The expected answer is every line from the material below that has the word "green".
------ PROVIDED DATA ------
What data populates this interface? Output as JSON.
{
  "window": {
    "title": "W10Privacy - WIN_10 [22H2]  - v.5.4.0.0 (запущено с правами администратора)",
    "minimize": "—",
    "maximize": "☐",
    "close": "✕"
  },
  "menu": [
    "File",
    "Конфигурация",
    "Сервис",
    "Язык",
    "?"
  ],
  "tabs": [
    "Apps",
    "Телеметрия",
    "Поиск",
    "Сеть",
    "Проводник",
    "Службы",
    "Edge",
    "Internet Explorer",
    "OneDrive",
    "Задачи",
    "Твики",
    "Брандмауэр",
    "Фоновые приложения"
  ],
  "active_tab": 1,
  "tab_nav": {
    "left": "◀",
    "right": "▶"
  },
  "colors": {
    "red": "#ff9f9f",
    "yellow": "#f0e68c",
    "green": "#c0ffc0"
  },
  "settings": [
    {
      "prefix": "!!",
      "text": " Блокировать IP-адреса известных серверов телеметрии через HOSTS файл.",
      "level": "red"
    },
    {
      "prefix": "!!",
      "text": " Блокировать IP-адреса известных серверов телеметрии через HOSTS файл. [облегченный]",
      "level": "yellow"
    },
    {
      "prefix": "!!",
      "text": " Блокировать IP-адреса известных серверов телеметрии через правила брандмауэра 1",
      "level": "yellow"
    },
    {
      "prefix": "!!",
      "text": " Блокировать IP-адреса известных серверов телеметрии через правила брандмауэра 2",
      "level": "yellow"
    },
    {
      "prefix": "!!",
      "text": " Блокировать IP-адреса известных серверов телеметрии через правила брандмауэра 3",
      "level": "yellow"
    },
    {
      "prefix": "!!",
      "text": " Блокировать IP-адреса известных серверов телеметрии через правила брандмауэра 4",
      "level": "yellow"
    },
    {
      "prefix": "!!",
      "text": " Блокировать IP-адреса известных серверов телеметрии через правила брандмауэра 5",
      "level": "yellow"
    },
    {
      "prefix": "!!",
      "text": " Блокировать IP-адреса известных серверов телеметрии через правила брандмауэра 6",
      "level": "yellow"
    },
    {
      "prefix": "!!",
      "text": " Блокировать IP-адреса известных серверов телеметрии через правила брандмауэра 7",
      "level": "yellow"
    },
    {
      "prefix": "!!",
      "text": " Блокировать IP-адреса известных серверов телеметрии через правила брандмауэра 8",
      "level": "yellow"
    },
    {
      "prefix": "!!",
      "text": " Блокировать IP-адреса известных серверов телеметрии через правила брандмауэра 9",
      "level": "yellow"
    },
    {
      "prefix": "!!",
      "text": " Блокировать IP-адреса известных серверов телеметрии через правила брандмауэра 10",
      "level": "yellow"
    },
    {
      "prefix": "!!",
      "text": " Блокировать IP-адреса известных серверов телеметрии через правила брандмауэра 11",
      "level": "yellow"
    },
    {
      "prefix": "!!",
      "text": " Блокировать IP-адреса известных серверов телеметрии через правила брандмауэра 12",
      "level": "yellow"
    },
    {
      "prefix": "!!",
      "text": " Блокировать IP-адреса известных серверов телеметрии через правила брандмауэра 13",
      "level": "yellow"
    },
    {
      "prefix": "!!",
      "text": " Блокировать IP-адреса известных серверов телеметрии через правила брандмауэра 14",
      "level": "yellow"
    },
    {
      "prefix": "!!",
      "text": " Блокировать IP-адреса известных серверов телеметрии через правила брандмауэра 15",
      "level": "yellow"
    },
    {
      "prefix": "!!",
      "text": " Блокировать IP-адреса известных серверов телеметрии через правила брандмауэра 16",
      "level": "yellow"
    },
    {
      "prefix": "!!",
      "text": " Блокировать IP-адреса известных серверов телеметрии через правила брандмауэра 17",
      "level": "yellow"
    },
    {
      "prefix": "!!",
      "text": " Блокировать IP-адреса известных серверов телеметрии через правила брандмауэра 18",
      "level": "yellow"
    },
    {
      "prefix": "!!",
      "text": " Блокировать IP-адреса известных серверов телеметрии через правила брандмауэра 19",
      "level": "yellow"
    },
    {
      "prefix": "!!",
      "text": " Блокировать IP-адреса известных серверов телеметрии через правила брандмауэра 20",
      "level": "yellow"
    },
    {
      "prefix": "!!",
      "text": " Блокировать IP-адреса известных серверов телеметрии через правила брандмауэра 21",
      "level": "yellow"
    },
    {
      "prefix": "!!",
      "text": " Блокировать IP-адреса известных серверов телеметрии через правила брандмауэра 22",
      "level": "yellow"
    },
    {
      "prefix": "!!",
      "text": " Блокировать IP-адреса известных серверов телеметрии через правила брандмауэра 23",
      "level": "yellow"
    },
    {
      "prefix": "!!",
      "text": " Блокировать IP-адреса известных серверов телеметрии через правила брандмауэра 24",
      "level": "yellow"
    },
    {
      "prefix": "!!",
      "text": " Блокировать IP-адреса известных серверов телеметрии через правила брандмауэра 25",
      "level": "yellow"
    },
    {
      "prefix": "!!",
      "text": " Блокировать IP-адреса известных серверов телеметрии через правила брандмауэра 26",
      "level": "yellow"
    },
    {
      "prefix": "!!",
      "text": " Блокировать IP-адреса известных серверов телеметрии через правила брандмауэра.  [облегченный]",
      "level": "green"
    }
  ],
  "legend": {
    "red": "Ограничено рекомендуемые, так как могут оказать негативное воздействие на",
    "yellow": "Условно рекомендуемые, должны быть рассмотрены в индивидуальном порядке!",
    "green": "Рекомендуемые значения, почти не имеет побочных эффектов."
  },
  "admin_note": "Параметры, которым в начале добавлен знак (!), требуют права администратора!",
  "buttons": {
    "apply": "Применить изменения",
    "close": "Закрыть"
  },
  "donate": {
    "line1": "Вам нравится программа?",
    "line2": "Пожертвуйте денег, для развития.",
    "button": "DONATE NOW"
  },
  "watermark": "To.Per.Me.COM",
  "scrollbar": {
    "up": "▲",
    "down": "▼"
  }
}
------
## RESULT OF THIS EXERCISE
    "green": "#c0ffc0"
      "level": "green"
    "green": "Рекомендуемые значения, почти не имеет побочных эффектов."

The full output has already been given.